Imperfect, too, in fairness - Rowling calibrated her prose carefully in "The Casual Vacancy", as if to show she could do it, but her old infelicities of language have returned.
The study serves as a handy back-story to the city's sun-drenched splendors and infelicities.
Rather than dismiss these as infelicities or ineptitude, he finds enough instances to sort them into categories of "reverse accentuation," validating the notion that these counterintuitive text settings are indeed purposeful.
A small collection of infelicities would not pose a particular problem in an otherwise well-written book--a couple of errors are bound to slip past the copy editor.
I didn't mind that she found some typos and other infelicities.
Hercules is obviously awful, though in fact I giggled a lot at its infelicities, from a tutor with the thickest Slavic accent south of Zagreb to the veritable blizzard of petals or dust mites or whatever in every single love scene (I also liked the reference to "the canines of Olympus"; no mere 'dogs' for our classical Greek friends
The book's introduction explains that the contributors are all leading members of the "Japan Society of History of Economic Thought," which explains some of the grammatical infelicities that I found in the text.
These infelicities aside, this study, a rather old-fashioned history of ideas and of "great" men, is well worth the attention of a broad range of intellectual, political, cultural, and religious historians.
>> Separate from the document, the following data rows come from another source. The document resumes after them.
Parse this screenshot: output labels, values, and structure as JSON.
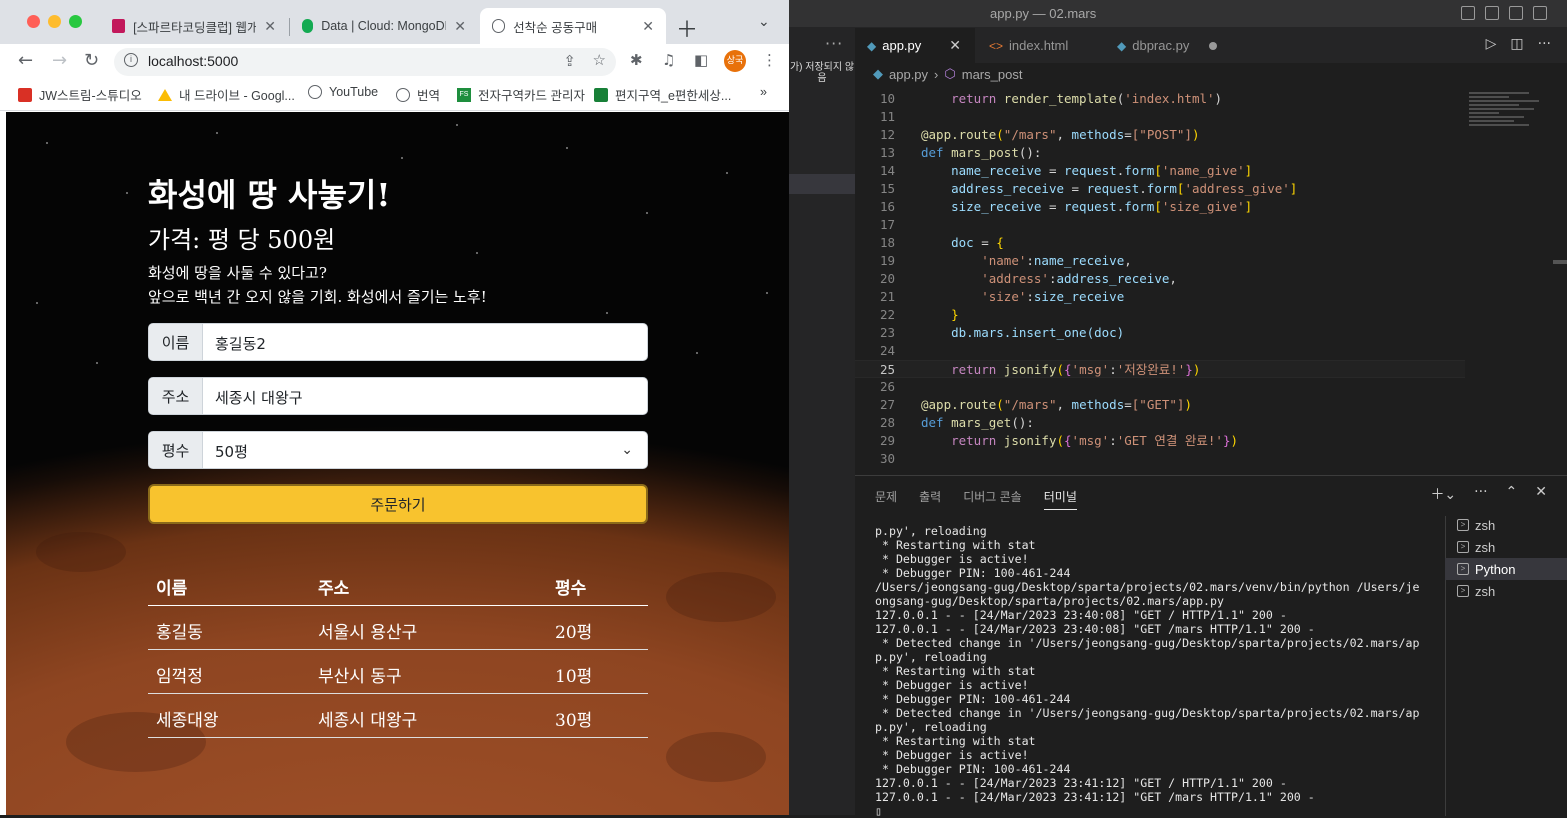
{
  "vscode": {
    "title": "app.py — 02.mars",
    "sidebar_note": "가) 저장되지 않음",
    "tabs": [
      {
        "label": "app.py"
      },
      {
        "label": "index.html"
      },
      {
        "label": "dbprac.py"
      }
    ],
    "breadcrumb": [
      "app.py",
      "mars_post"
    ],
    "code_lines": [
      {
        "num": "10"
      },
      {
        "num": "11"
      },
      {
        "num": "12"
      },
      {
        "num": "13"
      },
      {
        "num": "14"
      },
      {
        "num": "15"
      },
      {
        "num": "16"
      },
      {
        "num": "17"
      },
      {
        "num": "18"
      },
      {
        "num": "19"
      },
      {
        "num": "20"
      },
      {
        "num": "21"
      },
      {
        "num": "22"
      },
      {
        "num": "23"
      },
      {
        "num": "24"
      },
      {
        "num": "25"
      },
      {
        "num": "26"
      },
      {
        "num": "27"
      },
      {
        "num": "28"
      },
      {
        "num": "29"
      },
      {
        "num": "30"
      }
    ],
    "code": {
      "l10": "return render_template('index.html')",
      "l12_route": "\"/mars\"",
      "l12_methods": "[\"POST\"]",
      "l13_fn": "mars_post",
      "l14": "name_receive",
      "l14_key": "'name_give'",
      "l15": "address_receive",
      "l15_key": "'address_give'",
      "l16": "size_receive",
      "l16_key": "'size_give'",
      "l19_key": "'name'",
      "l19_val": "name_receive",
      "l20_key": "'address'",
      "l20_val": "address_receive",
      "l21_key": "'size'",
      "l21_val": "size_receive",
      "l23": "db.mars.insert_one(doc)",
      "l25_msg": "'저장완료!'",
      "l27_methods": "[\"GET\"]",
      "l28_fn": "mars_get",
      "l29_msg": "'GET 연결 완료!'"
    },
    "panel_tabs": [
      "문제",
      "출력",
      "디버그 콘솔",
      "터미널"
    ],
    "terminal_lines": [
      "p.py', reloading",
      " * Restarting with stat",
      " * Debugger is active!",
      " * Debugger PIN: 100-461-244",
      "/Users/jeongsang-gug/Desktop/sparta/projects/02.mars/venv/bin/python /Users/je",
      "ongsang-gug/Desktop/sparta/projects/02.mars/app.py",
      "127.0.0.1 - - [24/Mar/2023 23:40:08] \"GET / HTTP/1.1\" 200 -",
      "127.0.0.1 - - [24/Mar/2023 23:40:08] \"GET /mars HTTP/1.1\" 200 -",
      " * Detected change in '/Users/jeongsang-gug/Desktop/sparta/projects/02.mars/ap",
      "p.py', reloading",
      " * Restarting with stat",
      " * Debugger is active!",
      " * Debugger PIN: 100-461-244",
      " * Detected change in '/Users/jeongsang-gug/Desktop/sparta/projects/02.mars/ap",
      "p.py', reloading",
      " * Restarting with stat",
      " * Debugger is active!",
      " * Debugger PIN: 100-461-244",
      "127.0.0.1 - - [24/Mar/2023 23:41:12] \"GET / HTTP/1.1\" 200 -",
      "127.0.0.1 - - [24/Mar/2023 23:41:12] \"GET /mars HTTP/1.1\" 200 -"
    ],
    "terminals": [
      "zsh",
      "zsh",
      "Python",
      "zsh"
    ]
  },
  "browser": {
    "tabs": [
      {
        "title": "[스파르타코딩클럽] 웹개발"
      },
      {
        "title": "Data | Cloud: MongoDB"
      },
      {
        "title": "선착순 공동구매"
      }
    ],
    "url": "localhost:5000",
    "profile_label": "상국",
    "bookmarks": [
      "JW스트림-스튜디오",
      "내 드라이브 - Googl...",
      "YouTube",
      "번역",
      "전자구역카드 관리자",
      "편지구역_e편한세상..."
    ]
  },
  "page": {
    "title": "화성에 땅 사놓기!",
    "price": "가격: 평 당 500원",
    "desc1": "화성에 땅을 사둘 수 있다고?",
    "desc2": "앞으로 백년 간 오지 않을 기회. 화성에서 즐기는 노후!",
    "name_label": "이름",
    "name_value": "홍길동2",
    "address_label": "주소",
    "address_value": "세종시 대왕구",
    "size_label": "평수",
    "size_value": "50평",
    "order_button": "주문하기",
    "table_headers": [
      "이름",
      "주소",
      "평수"
    ],
    "rows": [
      [
        "홍길동",
        "서울시 용산구",
        "20평"
      ],
      [
        "임꺽정",
        "부산시 동구",
        "10평"
      ],
      [
        "세종대왕",
        "세종시 대왕구",
        "30평"
      ]
    ]
  },
  "colors": {
    "order_button": "#f8c32e",
    "vscode_bg": "#1e1e1e",
    "chrome_tabstrip": "#dee1e6"
  }
}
Despite some infelicities of English, this is a very worthwhile collection, and for those coming to Chatelet for the first time, the introductory essay and the bibliographies will prove invaluable.